President Obama on Wednesday jabbed at Republican presidential candidate Donald TrumpDonald TrumpOvernight Defense & National Security — The Pentagon's deadly mistake Overnight Energy & Environment — Presented by Climate Power — Interior returns BLM HQ to Washington France pulls ambassadors to US, Australia in protest of submarine deal MORE over his proposal to ban Muslims from entering the United States.
Speaking at an event at the U.S. Capitol commemorating the 150th anniversary of the abolition of slavery, Obama said, “We betray the efforts of the past if we fail to push back against bigotry in all its forms.”
Obama called on Americans to “hold fast to our values” and advance the work done by abolitionists and civil rights leaders.
"All it requires is that our generation be willing to do what those who came before us have done: to rise above the cynicism and rise above the fear,” Obama said. “To remember that our freedom is bound up in the freedom of others, regardless of what they look like, or where they come from, or what their last name is, or what faith they practice.”

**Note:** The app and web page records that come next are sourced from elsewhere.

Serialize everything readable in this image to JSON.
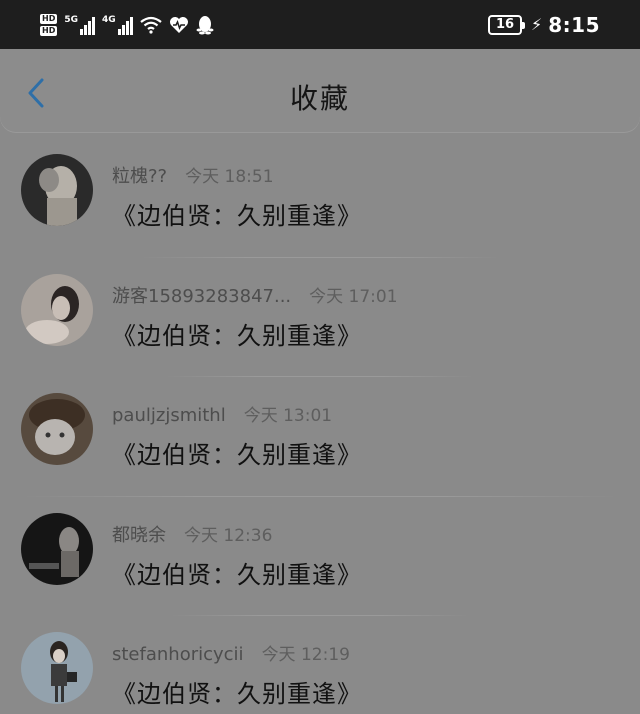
{
  "status_bar": {
    "hd_top": "HD",
    "hd_bottom": "HD",
    "net1_label": "5G",
    "net2_label": "4G",
    "battery_level": "16",
    "time": "8:15"
  },
  "header": {
    "title": "收藏"
  },
  "favorites": [
    {
      "user": "粒槐??",
      "time": "今天 18:51",
      "title": "《边伯贤：久别重逢》"
    },
    {
      "user": "游客15893283847...",
      "time": "今天 17:01",
      "title": "《边伯贤：久别重逢》"
    },
    {
      "user": "pauljzjsmithl",
      "time": "今天 13:01",
      "title": "《边伯贤：久别重逢》"
    },
    {
      "user": "都晓余",
      "time": "今天 12:36",
      "title": "《边伯贤：久别重逢》"
    },
    {
      "user": "stefanhoricycii",
      "time": "今天 12:19",
      "title": "《边伯贤：久别重逢》"
    }
  ]
}
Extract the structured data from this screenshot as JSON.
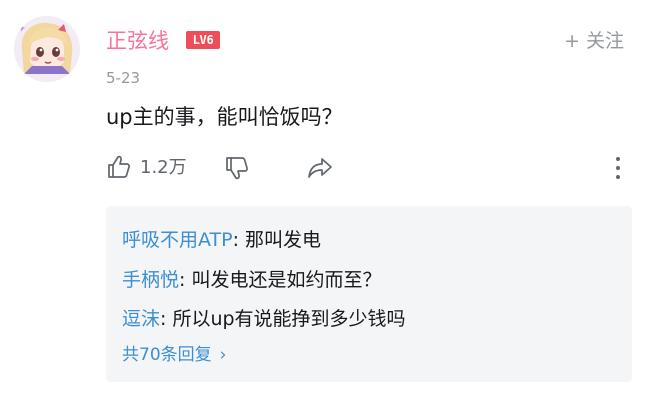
{
  "comment": {
    "username": "正弦线",
    "level": "LV6",
    "follow_label": "关注",
    "follow_icon": "+",
    "date": "5-23",
    "text": "up主的事，能叫恰饭吗？",
    "like_count": "1.2万"
  },
  "replies": [
    {
      "user": "呼吸不用ATP",
      "text": ": 那叫发电"
    },
    {
      "user": "手柄悦",
      "text": ": 叫发电还是如约而至？"
    },
    {
      "user": "逗沫",
      "text": ": 所以up有说能挣到多少钱吗"
    }
  ],
  "reply_summary": {
    "label": "共70条回复",
    "chevron": "›"
  },
  "colors": {
    "username": "#fb7299",
    "level_badge": "#ee4d5a",
    "reply_user": "#3b8fd4",
    "muted": "#9499a0",
    "reply_bg": "#f4f5f7"
  },
  "icons": [
    "avatar",
    "like-icon",
    "dislike-icon",
    "share-icon",
    "more-icon",
    "chevron-right-icon"
  ]
}
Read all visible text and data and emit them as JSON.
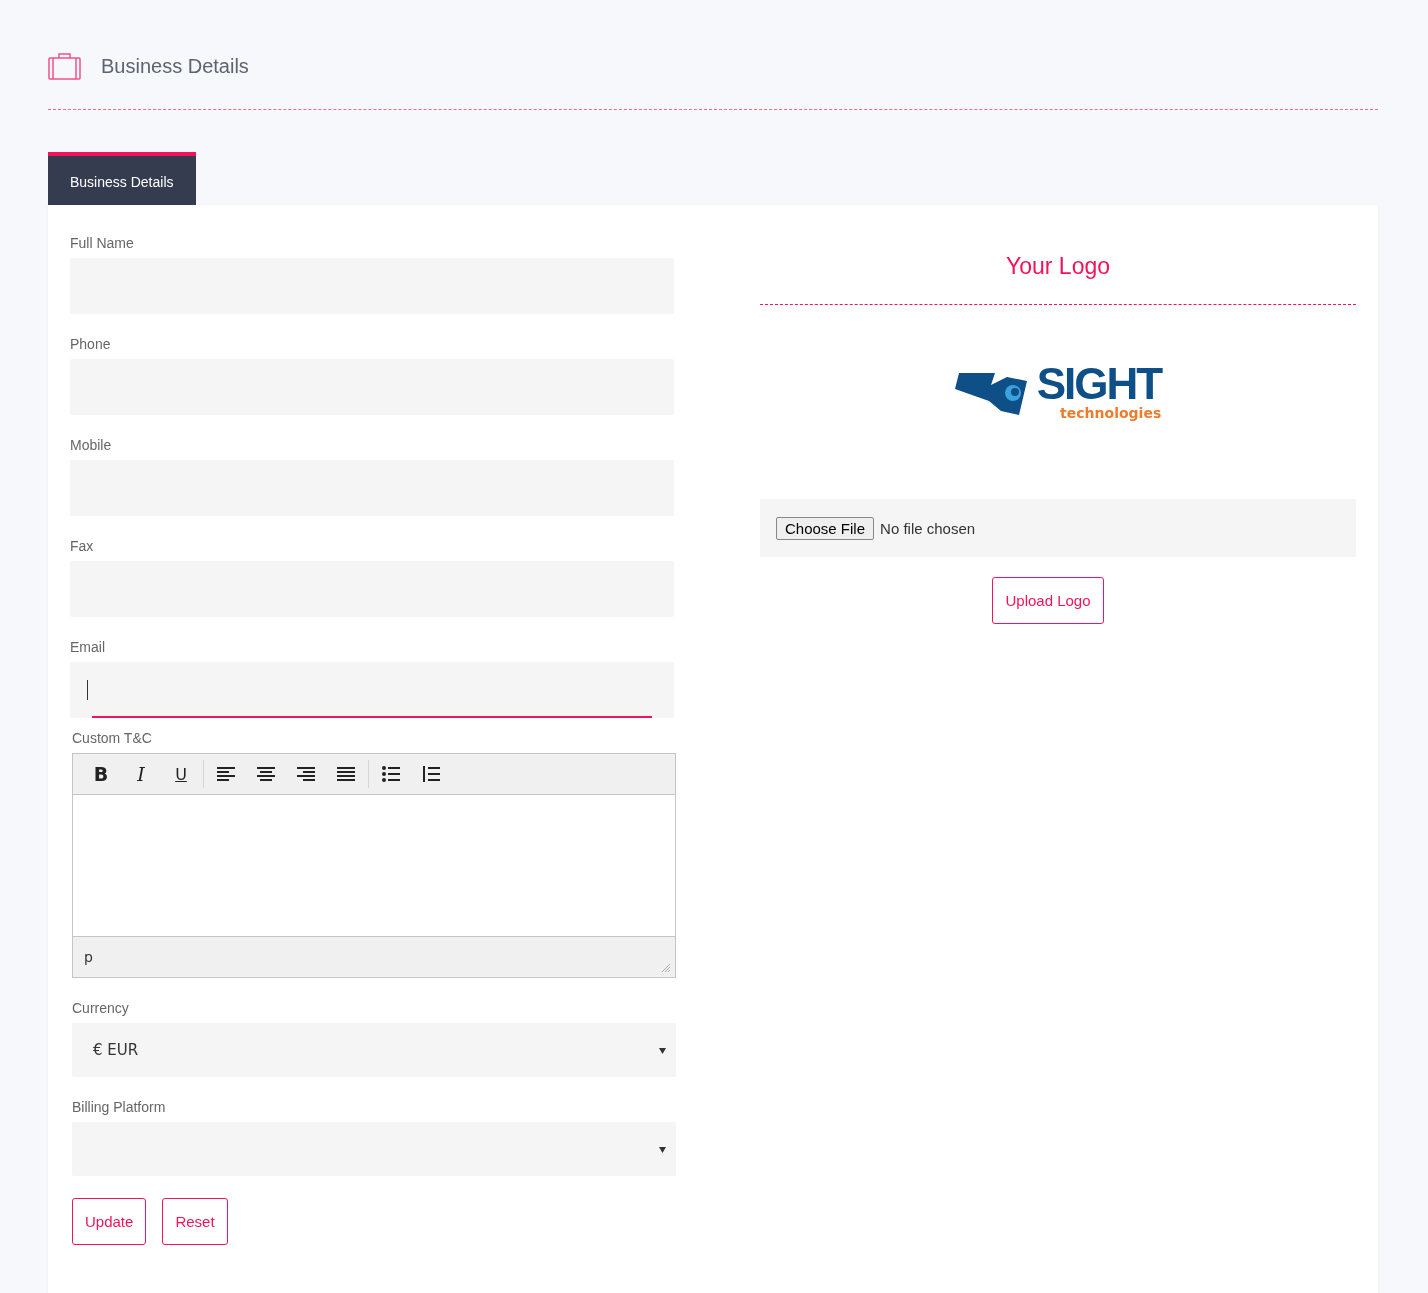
{
  "page_title": "Business Details",
  "tabs": [
    {
      "label": "Business Details",
      "selected": true
    }
  ],
  "fields": [
    {
      "label": "Full Name",
      "focused": false
    },
    {
      "label": "Phone",
      "focused": false
    },
    {
      "label": "Mobile",
      "focused": false
    },
    {
      "label": "Fax",
      "focused": false
    },
    {
      "label": "Email",
      "focused": true
    }
  ],
  "editor": {
    "label": "Custom T&C",
    "toolbar": [
      [
        {
          "kind": "bold",
          "label": "B"
        },
        {
          "kind": "italic",
          "label": "I"
        },
        {
          "kind": "underline",
          "label": "U"
        }
      ],
      [
        {
          "kind": "align-left"
        },
        {
          "kind": "align-center"
        },
        {
          "kind": "align-right"
        },
        {
          "kind": "justify"
        }
      ],
      [
        {
          "kind": "bullet-list"
        },
        {
          "kind": "numbered-list"
        }
      ]
    ],
    "path": "p"
  },
  "selects": [
    {
      "label": "Currency",
      "value": "€ EUR"
    },
    {
      "label": "Billing Platform"
    }
  ],
  "buttons": [
    "Update",
    "Reset"
  ],
  "logo_panel": {
    "title": "Your Logo",
    "logo_name": "SIGHT",
    "logo_tagline": "technologies",
    "file_button": "Choose File",
    "file_status": "No file chosen",
    "upload_button": "Upload Logo"
  }
}
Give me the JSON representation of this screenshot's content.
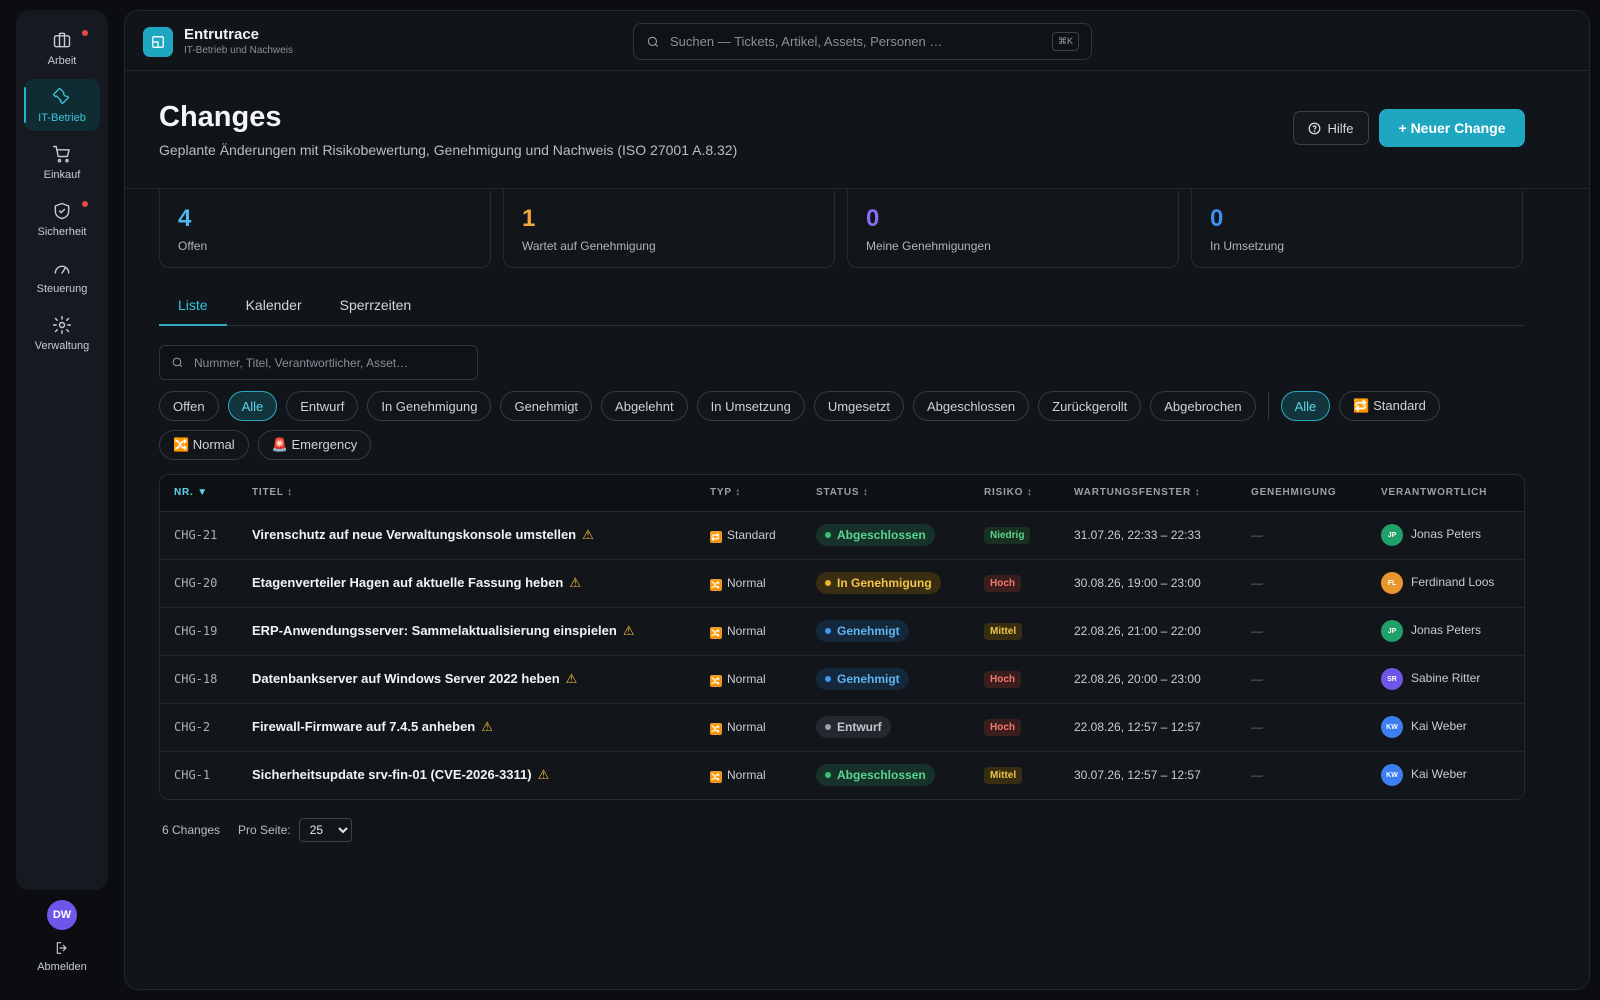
{
  "sidebar": {
    "items": [
      {
        "label": "Arbeit",
        "icon": "briefcase-icon"
      },
      {
        "label": "IT-Betrieb",
        "icon": "wrench-icon"
      },
      {
        "label": "Einkauf",
        "icon": "cart-icon"
      },
      {
        "label": "Sicherheit",
        "icon": "shield-icon"
      },
      {
        "label": "Steuerung",
        "icon": "gauge-icon"
      },
      {
        "label": "Verwaltung",
        "icon": "gear-icon"
      }
    ],
    "user_initials": "DW",
    "logout_label": "Abmelden"
  },
  "app": {
    "name": "Entrutrace",
    "subtitle": "IT-Betrieb und Nachweis",
    "search_placeholder": "Suchen — Tickets, Artikel, Assets, Personen …",
    "search_shortcut": "⌘K"
  },
  "page": {
    "title": "Changes",
    "subtitle": "Geplante Änderungen mit Risikobewertung, Genehmigung und Nachweis (ISO 27001 A.8.32)",
    "help_label": "Hilfe",
    "new_label": "+ Neuer Change"
  },
  "stats": [
    {
      "value": "4",
      "label": "Offen",
      "color": "#4fb7f0"
    },
    {
      "value": "1",
      "label": "Wartet auf Genehmigung",
      "color": "#f0a93a"
    },
    {
      "value": "0",
      "label": "Meine Genehmigungen",
      "color": "#8b6cf2"
    },
    {
      "value": "0",
      "label": "In Umsetzung",
      "color": "#3d8ff0"
    }
  ],
  "tabs": [
    "Liste",
    "Kalender",
    "Sperrzeiten"
  ],
  "list_search_placeholder": "Nummer, Titel, Verantwortlicher, Asset…",
  "status_filters": [
    "Offen",
    "Alle",
    "Entwurf",
    "In Genehmigung",
    "Genehmigt",
    "Abgelehnt",
    "In Umsetzung",
    "Umgesetzt",
    "Abgeschlossen",
    "Zurückgerollt",
    "Abgebrochen"
  ],
  "type_filters": [
    "Alle",
    "🔁 Standard",
    "🔀 Normal",
    "🚨 Emergency"
  ],
  "table": {
    "headers": [
      "NR. ▼",
      "TITEL ↕",
      "TYP ↕",
      "STATUS ↕",
      "RISIKO ↕",
      "WARTUNGSFENSTER ↕",
      "GENEHMIGUNG",
      "VERANTWORTLICH"
    ],
    "rows": [
      {
        "nr": "CHG-21",
        "title": "Virenschutz auf neue Verwaltungskonsole umstellen",
        "type": "Standard",
        "type_icon": "🔁",
        "status": "Abgeschlossen",
        "status_kind": "done",
        "risk": "Niedrig",
        "risk_kind": "low",
        "window": "31.07.26, 22:33 – 22:33",
        "approval": "—",
        "owner": "Jonas Peters",
        "initials": "JP",
        "avatar_color": "#22a06b"
      },
      {
        "nr": "CHG-20",
        "title": "Etagenverteiler Hagen auf aktuelle Fassung heben",
        "type": "Normal",
        "type_icon": "🔀",
        "status": "In Genehmigung",
        "status_kind": "wait",
        "risk": "Hoch",
        "risk_kind": "high",
        "window": "30.08.26, 19:00 – 23:00",
        "approval": "—",
        "owner": "Ferdinand Loos",
        "initials": "FL",
        "avatar_color": "#e8962e"
      },
      {
        "nr": "CHG-19",
        "title": "ERP-Anwendungsserver: Sammelaktualisierung einspielen",
        "type": "Normal",
        "type_icon": "🔀",
        "status": "Genehmigt",
        "status_kind": "appr",
        "risk": "Mittel",
        "risk_kind": "mid",
        "window": "22.08.26, 21:00 – 22:00",
        "approval": "—",
        "owner": "Jonas Peters",
        "initials": "JP",
        "avatar_color": "#22a06b"
      },
      {
        "nr": "CHG-18",
        "title": "Datenbankserver auf Windows Server 2022 heben",
        "type": "Normal",
        "type_icon": "🔀",
        "status": "Genehmigt",
        "status_kind": "appr",
        "risk": "Hoch",
        "risk_kind": "high",
        "window": "22.08.26, 20:00 – 23:00",
        "approval": "—",
        "owner": "Sabine Ritter",
        "initials": "SR",
        "avatar_color": "#6e56e8"
      },
      {
        "nr": "CHG-2",
        "title": "Firewall-Firmware auf 7.4.5 anheben",
        "type": "Normal",
        "type_icon": "🔀",
        "status": "Entwurf",
        "status_kind": "draft",
        "risk": "Hoch",
        "risk_kind": "high",
        "window": "22.08.26, 12:57 – 12:57",
        "approval": "—",
        "owner": "Kai Weber",
        "initials": "KW",
        "avatar_color": "#3d7ff0"
      },
      {
        "nr": "CHG-1",
        "title": "Sicherheitsupdate srv-fin-01 (CVE-2026-3311)",
        "type": "Normal",
        "type_icon": "🔀",
        "status": "Abgeschlossen",
        "status_kind": "done",
        "risk": "Mittel",
        "risk_kind": "mid",
        "window": "30.07.26, 12:57 – 12:57",
        "approval": "—",
        "owner": "Kai Weber",
        "initials": "KW",
        "avatar_color": "#3d7ff0"
      }
    ]
  },
  "footer": {
    "count_label": "6 Changes",
    "per_page_label": "Pro Seite:",
    "per_page_value": "25"
  }
}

The president’s line about faith, a clear shot at Trump, received a standing ovation from the sizable crowd gathered in the Capitol Visitors Center.
Congressional leaders from both parties were on hand to watch the speech, but Speaker Paul RyanPaul Davis RyanPaul Ryan researched narcissistic personality disorder after Trump win: book Paul Ryan says it's 'really clear' Biden won election: 'It was not rigged. It was not stolen' Democrats fret over Trump-district retirements ahead of midterms MORE (R-Wis.) and Senate Majority Leader Mitch McConnellAddison (Mitch) Mitchell McConnellHouse to act on debt ceiling next week White House warns GOP of serious consequences on debt ceiling Lindsey Graham: Police need 'to take a firm line' with Sept. 18 rally attendees MORE (R-Ky.) did not stand after Obama delivered the blow to Trump. Senate Minority Leader Harry ReidHarry Mason ReidDemocrats say Biden must get more involved in budget fight Biden looks to climate to sell economic agenda Justice Breyer issues warning on remaking Supreme Court: 'What goes around comes around' MORE (D-Nev.) also stayed seated.
On the heels of terrorist attacks in Paris and San Bernardino, Calif., Trump said Monday he would “shut the door” on all Muslims who want to enter the United States.
The proposal drew condemnation from Democrats and Republicans alike and has consumed the attention of the media and the country.
Top Republicans, including Ryan and McConnell, rushed to distance the GOP from his remarks, a sign the party fears his mere presence in the race could endanger their chances of taking back the White House next fall.
The White House did not deny that the president’s comments were a shot at Trump.
“I’m not going to wave you off consideration of the idea” that Obama’s message “stands in stark contrast to message from a variety of Republican presidential candidates,” White House press secretary Josh Earnest said.
Earnest only offered that nothing was “newly inserted” into the speech to rebuff the billionaire real estate magnate.
But the White House has been eager to fan the political flames.
Vice President Joe BidenJoe BidenHouse Democrat threatens to vote against party's spending bill if HBCUs don't get more federal aid Overnight Defense & National Security — The Pentagon's deadly mistake Haitians stuck in Texas extend Biden's immigration woes MORE said Tuesday that if Trump is the Republican Party’s presidential nominee, Democratic front-runner Hillary ClintonHillary Diane Rodham ClintonAttorney charged in Durham investigation pleads not guilty Attorney indicted on charge of lying to FBI as part of Durham investigation Durham seeking indictment of lawyer with ties to Democrats: reports MORE will “win in a walk.”
Earnest said earlier Tuesday that Trump's proposal should disqualify him from serving as president. He accused GOP leaders of not going far enough to condemn Trump, calling on them to pledge not to support him if he is the party’s nominee.
Trump's plan was a rejection of Obama's plea to the nation Sunday night, where he warned against conflating terrorism and religion.
"We cannot turn against one another by letting this fight be defined as a war between America and Islam," Obama said in the Oval Office.
Reflecting on the accomplishments of the civil rights movement, such as the defeat of Jim Crow laws across the South and the Voting Rights Act, Obama on Wednesday expressed confidence the nation would continue to make progress toward equality.
“That’s what we celebrate today, the long arc of progress. Progress that is never assured or guaranteed, but it is possible,” he said. “No matter how divided or despairing, no matter what ugliness might bubble up, progress as long as we are willing to push for it.”
Scott Wong contributed.
- Updated at 1:28 p.m.